━━━ DATA UNDER STUDY

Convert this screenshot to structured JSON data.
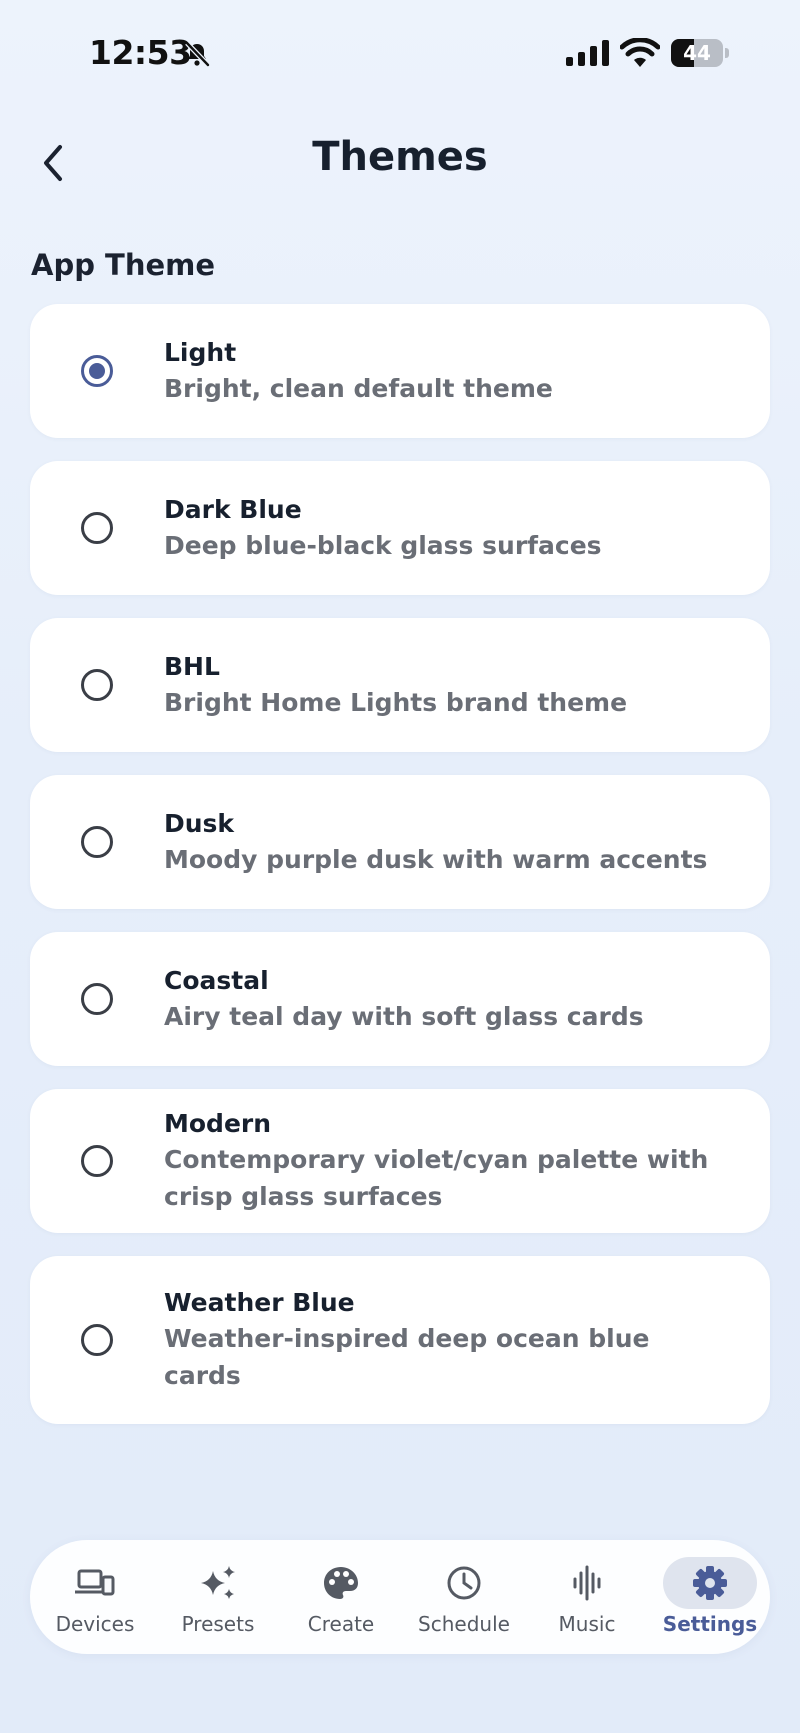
{
  "status_bar": {
    "time": "12:53",
    "battery": "44",
    "battery_level": 0.44,
    "icons": [
      "bell-slash-icon",
      "signal-icon",
      "wifi-icon",
      "battery-icon"
    ]
  },
  "header": {
    "title": "Themes",
    "back_icon": "chevron-left-icon"
  },
  "section": {
    "title": "App Theme"
  },
  "themes": [
    {
      "name": "Light",
      "description": "Bright, clean default theme",
      "selected": true
    },
    {
      "name": "Dark Blue",
      "description": "Deep blue-black glass surfaces",
      "selected": false
    },
    {
      "name": "BHL",
      "description": "Bright Home Lights brand theme",
      "selected": false
    },
    {
      "name": "Dusk",
      "description": "Moody purple dusk with warm accents",
      "selected": false
    },
    {
      "name": "Coastal",
      "description": "Airy teal day with soft glass cards",
      "selected": false
    },
    {
      "name": "Modern",
      "description": "Contemporary violet/cyan palette with crisp glass surfaces",
      "selected": false
    },
    {
      "name": "Weather Blue",
      "description": "Weather-inspired deep ocean blue cards",
      "selected": false
    }
  ],
  "tab_bar": {
    "tabs": [
      {
        "label": "Devices",
        "icon": "devices-icon",
        "active": false
      },
      {
        "label": "Presets",
        "icon": "sparkles-icon",
        "active": false
      },
      {
        "label": "Create",
        "icon": "palette-icon",
        "active": false
      },
      {
        "label": "Schedule",
        "icon": "clock-icon",
        "active": false
      },
      {
        "label": "Music",
        "icon": "waveform-icon",
        "active": false
      },
      {
        "label": "Settings",
        "icon": "gear-icon",
        "active": true
      }
    ]
  },
  "colors": {
    "accent": "#4a5c98",
    "background": "#e8eff9",
    "card": "#ffffff",
    "active_tab_pill": "#dfe4ee"
  }
}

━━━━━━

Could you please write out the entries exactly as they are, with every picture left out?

- _RESULT OF THIS TASK_:
Convert this screenshot to structured JSON data.
{
  "status_bar": {
    "time": "12:53",
    "battery": "44",
    "battery_level": 0.44,
    "icons": [
      "bell-slash-icon",
      "signal-icon",
      "wifi-icon",
      "battery-icon"
    ]
  },
  "header": {
    "title": "Themes",
    "back_icon": "chevron-left-icon"
  },
  "section": {
    "title": "App Theme"
  },
  "themes": [
    {
      "name": "Light",
      "description": "Bright, clean default theme",
      "selected": true
    },
    {
      "name": "Dark Blue",
      "description": "Deep blue-black glass surfaces",
      "selected": false
    },
    {
      "name": "BHL",
      "description": "Bright Home Lights brand theme",
      "selected": false
    },
    {
      "name": "Dusk",
      "description": "Moody purple dusk with warm accents",
      "selected": false
    },
    {
      "name": "Coastal",
      "description": "Airy teal day with soft glass cards",
      "selected": false
    },
    {
      "name": "Modern",
      "description": "Contemporary violet/cyan palette with crisp glass surfaces",
      "selected": false
    },
    {
      "name": "Weather Blue",
      "description": "Weather-inspired deep ocean blue cards",
      "selected": false
    }
  ],
  "tab_bar": {
    "tabs": [
      {
        "label": "Devices",
        "icon": "devices-icon",
        "active": false
      },
      {
        "label": "Presets",
        "icon": "sparkles-icon",
        "active": false
      },
      {
        "label": "Create",
        "icon": "palette-icon",
        "active": false
      },
      {
        "label": "Schedule",
        "icon": "clock-icon",
        "active": false
      },
      {
        "label": "Music",
        "icon": "waveform-icon",
        "active": false
      },
      {
        "label": "Settings",
        "icon": "gear-icon",
        "active": true
      }
    ]
  },
  "colors": {
    "accent": "#4a5c98",
    "background": "#e8eff9",
    "card": "#ffffff",
    "active_tab_pill": "#dfe4ee"
  }
}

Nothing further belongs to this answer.